The victims of one of the worst days of atrocities in the Troubles should be told the truth, a campaigner has said.
A wreath-laying ceremony took place at a Dublin memorial to 33 killed by loyalist bombers on Thursday and their families want the British Government to release classified security files relating to deaths in which state collusion is suspected.
It marked the 44th anniversary of the blasts when paramilitaries detonated four no-warning bombs in Dublin and Monaghan on May 17, 1974.
The Justice for the Forgotten lobby group has fought a long-running campaign for an open inquiry into allegations that British security agents colluded with the terrorists to plot the co-ordinated and sophisticated attacks.
Spokeswoman Margaret Urwin said: "When people talk about justice they are often meaning prosecutions and so on.
"We have been campaigning now for 25 years, since 1993 basically.
"What the families have always asked for, demanded, is for the truth rather than prosecutions.
"I don't think they ever expect justice in that sense but what they really want to get is as much of the truth as possible."
The British Government has begun consulting on measures to address Northern Ireland's conflict past, including mechanisms to reinvestigate past wrongdoing and many unresolved killings.
They were originally agreed in 2014 as part of the Stormont House Agreement involving political parties in Belfast and the British and Irish governments.
Political paralysis at Stormont delayed full implementation of the deal.
Ms Urwin added: "We hope that the mechanisms of the Stormont House Agreement will soon be established.
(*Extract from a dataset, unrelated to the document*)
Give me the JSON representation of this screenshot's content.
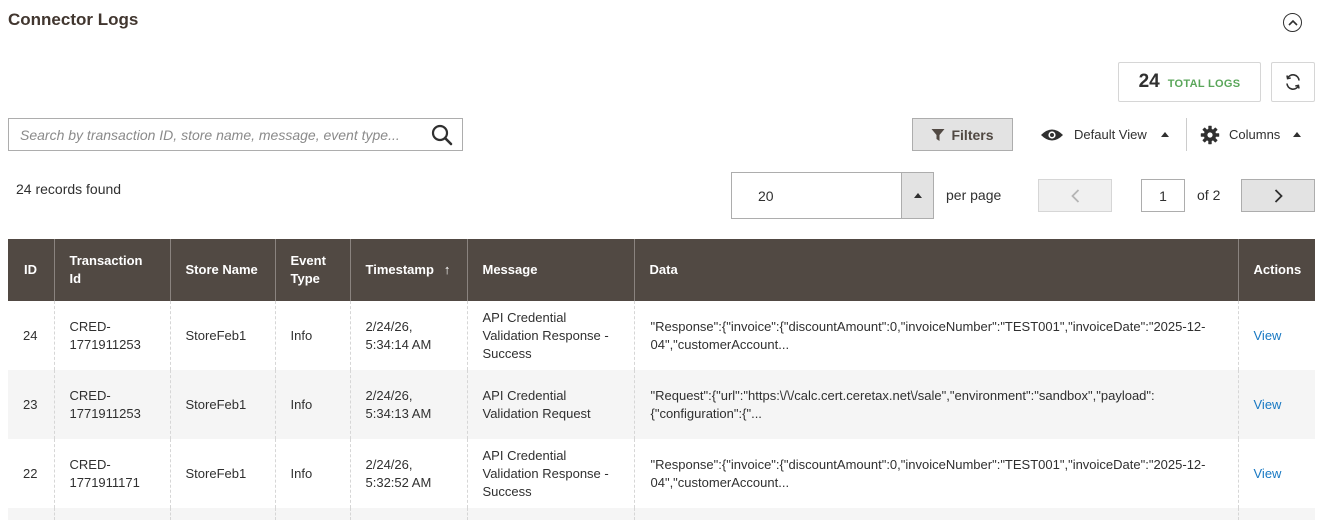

That may also help in freeing them up a bit more to release these documents."
The Lord Mayor of Dublin, Micheal MacDonncha, the Cathaoirleach (chair) of Monaghan County Council Cathy Bennett and Minister for Justice and Equality Charles Flanagan took part in Thursday's ceremony at a memorial on Talbot Street.
A fiddle-player and guitarist provided music.